WHAT THIS TASK INVOLVES: An unchanged copy of all the lines below is expected, and it should contain no pictures.
::: DATASET EXCERPTS
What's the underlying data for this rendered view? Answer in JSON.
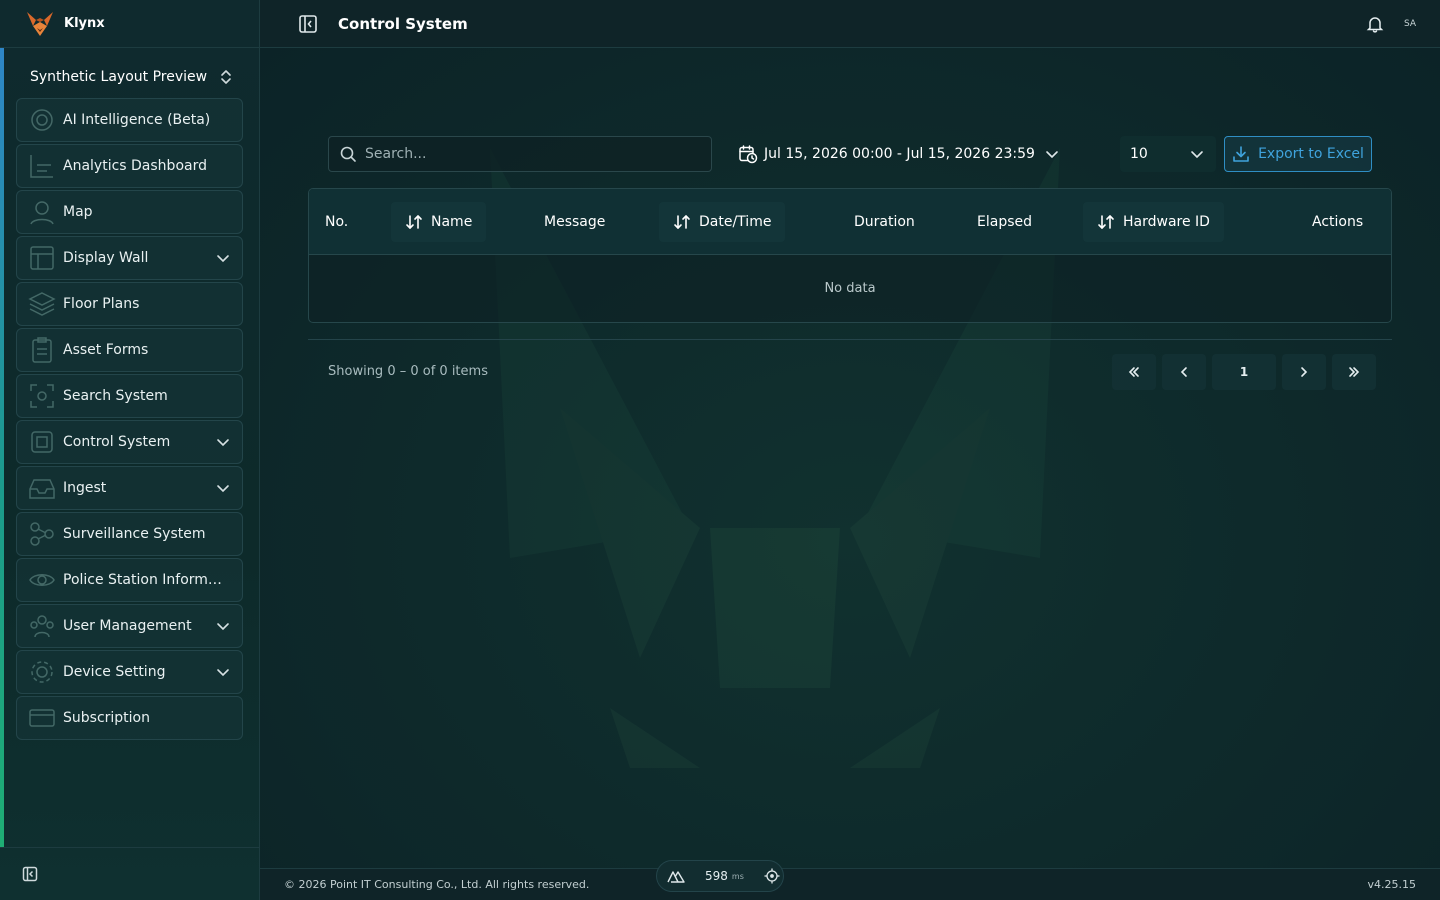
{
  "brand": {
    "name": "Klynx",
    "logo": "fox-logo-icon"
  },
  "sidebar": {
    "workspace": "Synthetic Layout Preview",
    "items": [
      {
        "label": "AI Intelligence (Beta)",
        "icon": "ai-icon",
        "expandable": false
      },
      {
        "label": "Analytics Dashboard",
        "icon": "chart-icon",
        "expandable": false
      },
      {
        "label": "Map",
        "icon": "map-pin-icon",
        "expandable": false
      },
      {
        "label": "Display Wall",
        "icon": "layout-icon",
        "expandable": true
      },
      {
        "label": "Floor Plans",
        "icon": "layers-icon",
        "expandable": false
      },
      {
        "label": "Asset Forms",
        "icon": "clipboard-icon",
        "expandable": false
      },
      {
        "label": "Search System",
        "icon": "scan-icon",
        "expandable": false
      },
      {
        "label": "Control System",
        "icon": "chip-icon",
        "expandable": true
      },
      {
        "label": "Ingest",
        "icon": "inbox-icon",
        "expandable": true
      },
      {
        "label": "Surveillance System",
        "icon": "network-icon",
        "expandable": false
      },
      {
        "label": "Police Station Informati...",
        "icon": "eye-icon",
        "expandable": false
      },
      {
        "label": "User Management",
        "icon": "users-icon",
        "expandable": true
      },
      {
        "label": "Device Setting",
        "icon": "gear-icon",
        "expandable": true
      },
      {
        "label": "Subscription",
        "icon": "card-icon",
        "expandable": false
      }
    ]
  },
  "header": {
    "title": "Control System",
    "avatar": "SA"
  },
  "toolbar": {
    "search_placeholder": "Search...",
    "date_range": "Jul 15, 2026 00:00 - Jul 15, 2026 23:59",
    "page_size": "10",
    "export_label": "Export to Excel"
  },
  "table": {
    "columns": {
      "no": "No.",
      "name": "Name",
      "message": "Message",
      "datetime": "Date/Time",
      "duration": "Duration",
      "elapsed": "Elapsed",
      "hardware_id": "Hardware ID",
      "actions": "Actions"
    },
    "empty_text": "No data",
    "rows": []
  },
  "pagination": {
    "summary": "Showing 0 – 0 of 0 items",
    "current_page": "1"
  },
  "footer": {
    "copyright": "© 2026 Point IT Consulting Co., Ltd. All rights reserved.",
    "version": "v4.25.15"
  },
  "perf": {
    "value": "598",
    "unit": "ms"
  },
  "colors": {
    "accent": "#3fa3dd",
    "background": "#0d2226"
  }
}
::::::
WORKED SOLUTION:
What's the underlying data for this rendered view? Answer in JSON.
{
  "brand": {
    "name": "Klynx",
    "logo": "fox-logo-icon"
  },
  "sidebar": {
    "workspace": "Synthetic Layout Preview",
    "items": [
      {
        "label": "AI Intelligence (Beta)",
        "icon": "ai-icon",
        "expandable": false
      },
      {
        "label": "Analytics Dashboard",
        "icon": "chart-icon",
        "expandable": false
      },
      {
        "label": "Map",
        "icon": "map-pin-icon",
        "expandable": false
      },
      {
        "label": "Display Wall",
        "icon": "layout-icon",
        "expandable": true
      },
      {
        "label": "Floor Plans",
        "icon": "layers-icon",
        "expandable": false
      },
      {
        "label": "Asset Forms",
        "icon": "clipboard-icon",
        "expandable": false
      },
      {
        "label": "Search System",
        "icon": "scan-icon",
        "expandable": false
      },
      {
        "label": "Control System",
        "icon": "chip-icon",
        "expandable": true
      },
      {
        "label": "Ingest",
        "icon": "inbox-icon",
        "expandable": true
      },
      {
        "label": "Surveillance System",
        "icon": "network-icon",
        "expandable": false
      },
      {
        "label": "Police Station Informati...",
        "icon": "eye-icon",
        "expandable": false
      },
      {
        "label": "User Management",
        "icon": "users-icon",
        "expandable": true
      },
      {
        "label": "Device Setting",
        "icon": "gear-icon",
        "expandable": true
      },
      {
        "label": "Subscription",
        "icon": "card-icon",
        "expandable": false
      }
    ]
  },
  "header": {
    "title": "Control System",
    "avatar": "SA"
  },
  "toolbar": {
    "search_placeholder": "Search...",
    "date_range": "Jul 15, 2026 00:00 - Jul 15, 2026 23:59",
    "page_size": "10",
    "export_label": "Export to Excel"
  },
  "table": {
    "columns": {
      "no": "No.",
      "name": "Name",
      "message": "Message",
      "datetime": "Date/Time",
      "duration": "Duration",
      "elapsed": "Elapsed",
      "hardware_id": "Hardware ID",
      "actions": "Actions"
    },
    "empty_text": "No data",
    "rows": []
  },
  "pagination": {
    "summary": "Showing 0 – 0 of 0 items",
    "current_page": "1"
  },
  "footer": {
    "copyright": "© 2026 Point IT Consulting Co., Ltd. All rights reserved.",
    "version": "v4.25.15"
  },
  "perf": {
    "value": "598",
    "unit": "ms"
  },
  "colors": {
    "accent": "#3fa3dd",
    "background": "#0d2226"
  }
}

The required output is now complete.